RECORDS FOR THE TASK —
______

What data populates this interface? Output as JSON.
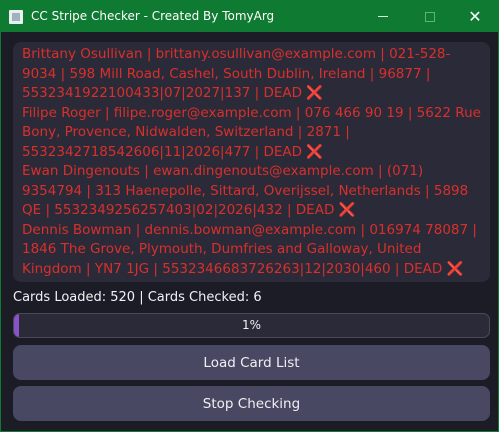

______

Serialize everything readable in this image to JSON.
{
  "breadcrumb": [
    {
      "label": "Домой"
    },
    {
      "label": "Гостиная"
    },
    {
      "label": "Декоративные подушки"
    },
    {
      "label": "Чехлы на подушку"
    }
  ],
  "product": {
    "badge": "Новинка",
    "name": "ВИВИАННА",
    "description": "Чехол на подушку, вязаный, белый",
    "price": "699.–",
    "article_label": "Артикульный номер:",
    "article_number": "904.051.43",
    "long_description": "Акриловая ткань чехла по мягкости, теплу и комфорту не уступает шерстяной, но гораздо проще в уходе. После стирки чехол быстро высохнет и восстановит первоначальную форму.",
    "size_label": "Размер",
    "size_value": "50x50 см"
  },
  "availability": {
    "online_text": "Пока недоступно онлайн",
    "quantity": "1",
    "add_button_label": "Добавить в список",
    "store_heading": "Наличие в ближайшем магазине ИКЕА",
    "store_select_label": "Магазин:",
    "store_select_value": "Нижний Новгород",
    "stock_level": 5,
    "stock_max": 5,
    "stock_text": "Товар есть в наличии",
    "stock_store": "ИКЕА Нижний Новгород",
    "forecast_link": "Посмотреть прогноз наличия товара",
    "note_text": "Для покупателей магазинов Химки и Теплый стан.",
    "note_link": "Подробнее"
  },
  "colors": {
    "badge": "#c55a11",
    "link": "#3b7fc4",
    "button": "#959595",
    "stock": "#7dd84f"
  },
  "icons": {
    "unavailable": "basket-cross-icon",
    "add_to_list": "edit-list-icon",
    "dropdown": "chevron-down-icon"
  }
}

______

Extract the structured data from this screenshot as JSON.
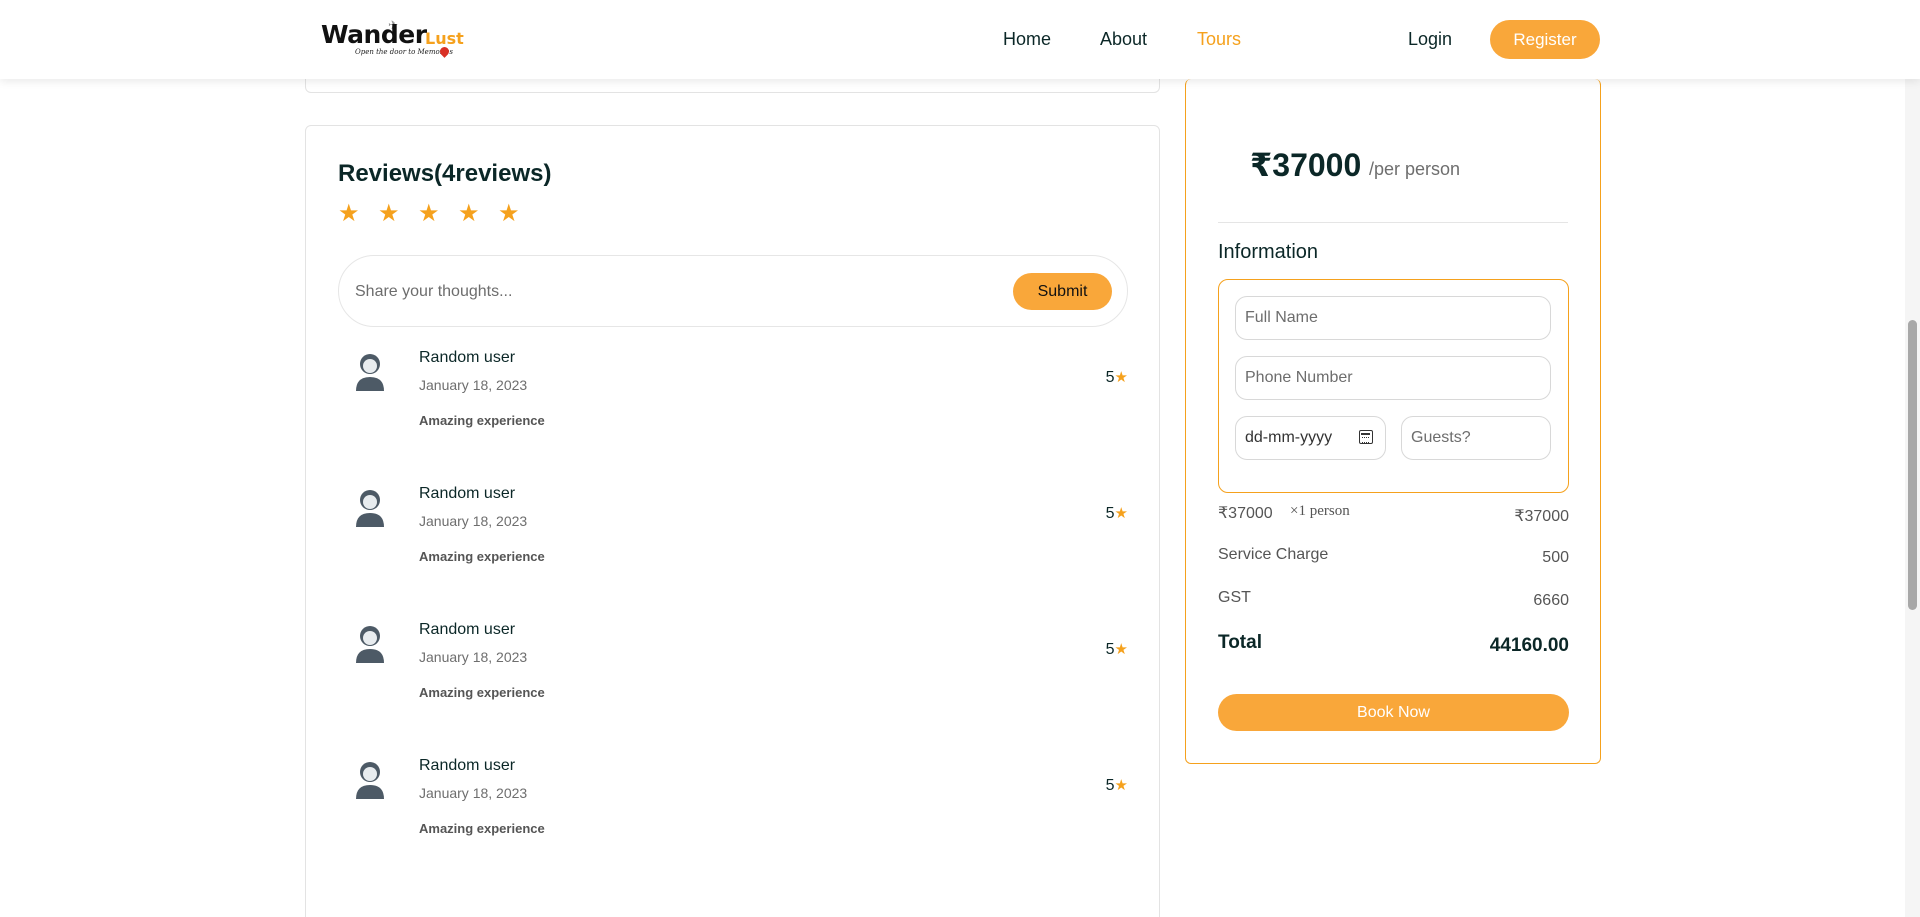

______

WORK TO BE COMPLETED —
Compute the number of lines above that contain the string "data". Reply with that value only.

TASK OUTPUT —
2